### YOUR OBJECTIVE
Below are records. Copy every line with "Visos" in it.

### Items from a dataset
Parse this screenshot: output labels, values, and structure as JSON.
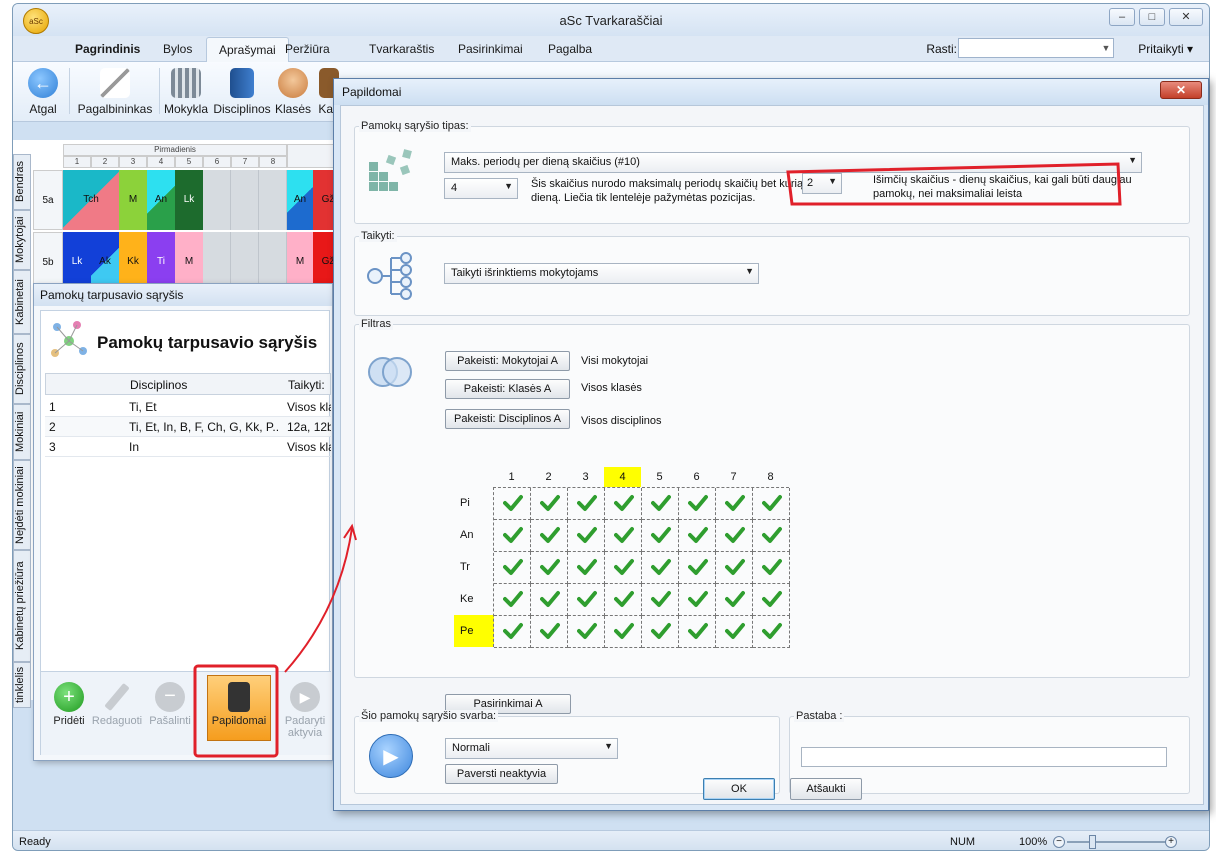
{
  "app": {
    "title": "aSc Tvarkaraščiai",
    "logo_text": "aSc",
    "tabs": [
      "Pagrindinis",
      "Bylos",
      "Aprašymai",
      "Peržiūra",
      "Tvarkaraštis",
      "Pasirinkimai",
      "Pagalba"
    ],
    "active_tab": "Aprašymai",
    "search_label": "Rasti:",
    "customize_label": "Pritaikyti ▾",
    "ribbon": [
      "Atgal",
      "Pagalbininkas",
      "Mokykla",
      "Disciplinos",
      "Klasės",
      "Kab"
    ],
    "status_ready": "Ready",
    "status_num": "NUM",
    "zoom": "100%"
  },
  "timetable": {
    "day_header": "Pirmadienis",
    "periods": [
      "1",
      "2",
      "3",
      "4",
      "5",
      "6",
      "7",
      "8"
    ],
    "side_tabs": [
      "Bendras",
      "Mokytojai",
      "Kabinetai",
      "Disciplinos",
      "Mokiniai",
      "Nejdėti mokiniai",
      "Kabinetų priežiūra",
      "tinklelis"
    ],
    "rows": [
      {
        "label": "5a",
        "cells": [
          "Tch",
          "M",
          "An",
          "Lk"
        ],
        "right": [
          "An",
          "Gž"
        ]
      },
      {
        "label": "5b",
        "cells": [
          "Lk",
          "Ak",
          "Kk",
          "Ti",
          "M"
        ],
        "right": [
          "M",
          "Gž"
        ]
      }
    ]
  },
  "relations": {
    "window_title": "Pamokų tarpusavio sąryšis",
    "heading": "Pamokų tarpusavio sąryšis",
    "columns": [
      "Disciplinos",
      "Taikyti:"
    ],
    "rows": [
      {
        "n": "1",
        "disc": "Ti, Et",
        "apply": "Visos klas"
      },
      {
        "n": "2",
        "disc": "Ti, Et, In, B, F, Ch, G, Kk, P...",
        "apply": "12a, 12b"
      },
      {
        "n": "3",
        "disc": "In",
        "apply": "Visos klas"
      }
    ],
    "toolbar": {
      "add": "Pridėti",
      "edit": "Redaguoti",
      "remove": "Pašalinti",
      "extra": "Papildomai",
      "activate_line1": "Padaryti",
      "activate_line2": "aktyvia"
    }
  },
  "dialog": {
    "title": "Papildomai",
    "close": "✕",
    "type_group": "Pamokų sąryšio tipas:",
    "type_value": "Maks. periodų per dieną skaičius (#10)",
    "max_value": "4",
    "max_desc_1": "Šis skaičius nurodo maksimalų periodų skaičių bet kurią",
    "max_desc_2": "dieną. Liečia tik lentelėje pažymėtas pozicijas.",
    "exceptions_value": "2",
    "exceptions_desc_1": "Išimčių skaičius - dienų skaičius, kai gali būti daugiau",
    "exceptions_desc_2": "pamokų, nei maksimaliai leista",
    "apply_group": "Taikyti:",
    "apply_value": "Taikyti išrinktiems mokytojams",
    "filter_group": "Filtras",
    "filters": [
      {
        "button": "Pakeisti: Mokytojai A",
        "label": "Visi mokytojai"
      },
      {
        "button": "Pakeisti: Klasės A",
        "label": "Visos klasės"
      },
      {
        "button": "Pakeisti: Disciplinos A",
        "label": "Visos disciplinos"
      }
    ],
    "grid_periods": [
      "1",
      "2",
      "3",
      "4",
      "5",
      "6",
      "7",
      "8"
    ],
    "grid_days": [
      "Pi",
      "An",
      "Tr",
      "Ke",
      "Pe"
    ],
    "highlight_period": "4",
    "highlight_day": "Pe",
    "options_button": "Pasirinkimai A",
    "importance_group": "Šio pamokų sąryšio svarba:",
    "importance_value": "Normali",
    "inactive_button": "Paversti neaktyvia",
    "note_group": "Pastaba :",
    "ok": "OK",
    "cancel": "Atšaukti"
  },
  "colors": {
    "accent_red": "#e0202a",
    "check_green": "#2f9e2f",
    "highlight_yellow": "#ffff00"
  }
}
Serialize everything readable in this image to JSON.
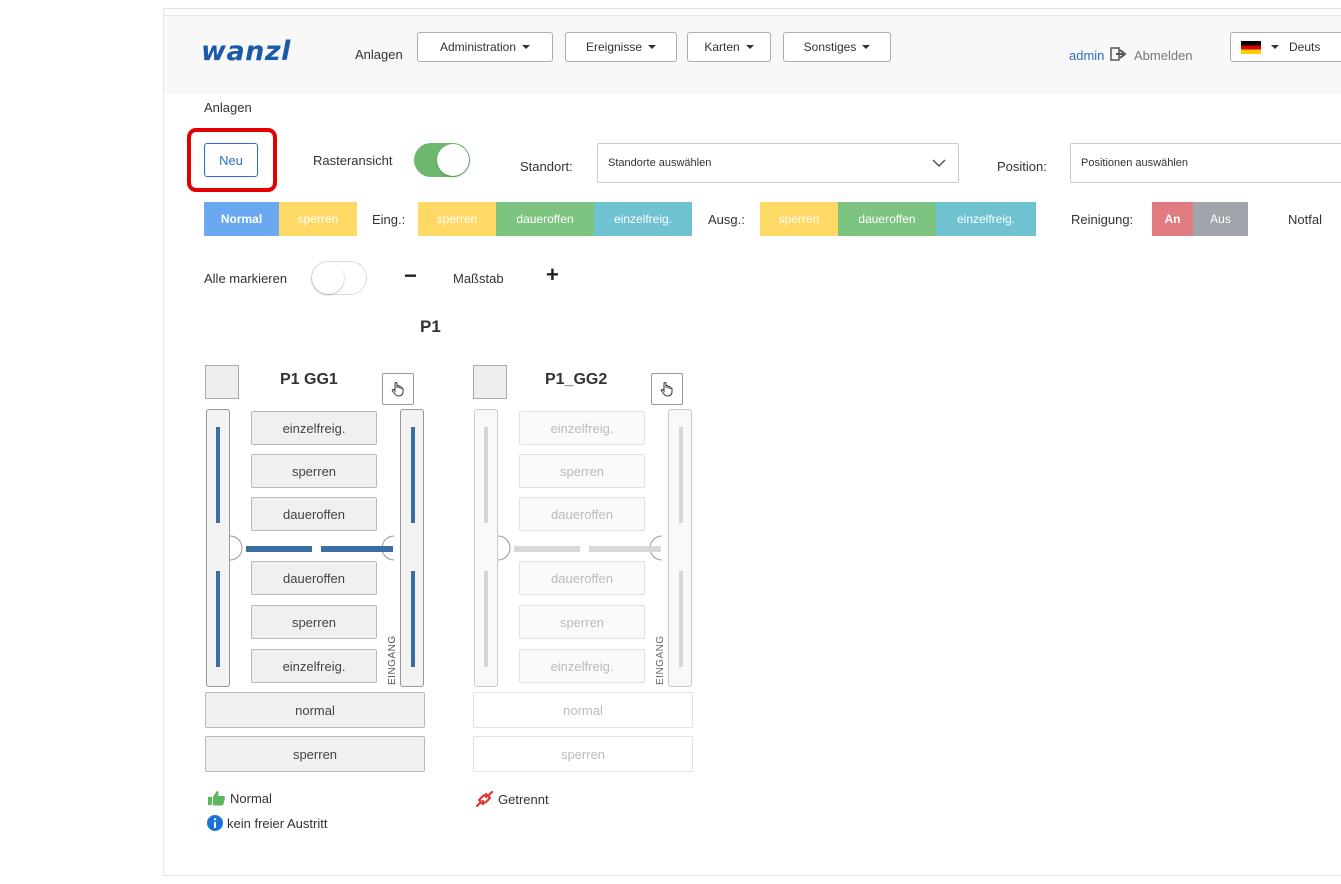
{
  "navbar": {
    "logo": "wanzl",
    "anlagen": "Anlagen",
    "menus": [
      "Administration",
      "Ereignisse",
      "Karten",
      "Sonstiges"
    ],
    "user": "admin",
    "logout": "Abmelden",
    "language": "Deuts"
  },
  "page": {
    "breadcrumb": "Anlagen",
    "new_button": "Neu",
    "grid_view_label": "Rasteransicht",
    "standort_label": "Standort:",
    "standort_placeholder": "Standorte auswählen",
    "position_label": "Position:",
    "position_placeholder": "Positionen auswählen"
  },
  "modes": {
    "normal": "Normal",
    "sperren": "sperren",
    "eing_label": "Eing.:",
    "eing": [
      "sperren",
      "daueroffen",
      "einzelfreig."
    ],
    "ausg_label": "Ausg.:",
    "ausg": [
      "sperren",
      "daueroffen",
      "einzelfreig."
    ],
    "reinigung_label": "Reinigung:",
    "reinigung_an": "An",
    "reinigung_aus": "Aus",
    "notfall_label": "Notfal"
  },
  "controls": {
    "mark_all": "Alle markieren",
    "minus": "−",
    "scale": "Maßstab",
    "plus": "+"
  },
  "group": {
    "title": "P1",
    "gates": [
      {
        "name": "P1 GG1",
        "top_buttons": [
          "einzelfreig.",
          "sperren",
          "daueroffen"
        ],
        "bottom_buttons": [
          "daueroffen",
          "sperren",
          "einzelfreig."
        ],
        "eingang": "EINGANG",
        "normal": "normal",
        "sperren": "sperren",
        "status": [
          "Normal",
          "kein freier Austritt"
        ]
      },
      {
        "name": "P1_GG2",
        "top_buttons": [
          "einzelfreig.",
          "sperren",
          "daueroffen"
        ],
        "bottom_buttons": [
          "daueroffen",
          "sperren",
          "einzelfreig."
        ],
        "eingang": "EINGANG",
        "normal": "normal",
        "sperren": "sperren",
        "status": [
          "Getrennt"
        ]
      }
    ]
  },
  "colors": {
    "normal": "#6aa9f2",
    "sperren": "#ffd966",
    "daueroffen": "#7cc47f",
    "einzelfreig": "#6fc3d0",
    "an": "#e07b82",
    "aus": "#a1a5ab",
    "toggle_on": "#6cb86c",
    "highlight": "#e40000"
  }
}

### THE COMPLETED TASK
        "apply": "Visos klas"
        "apply": "Visos klas"
        "label": "Visos klasės"
        "label": "Visos disciplinos"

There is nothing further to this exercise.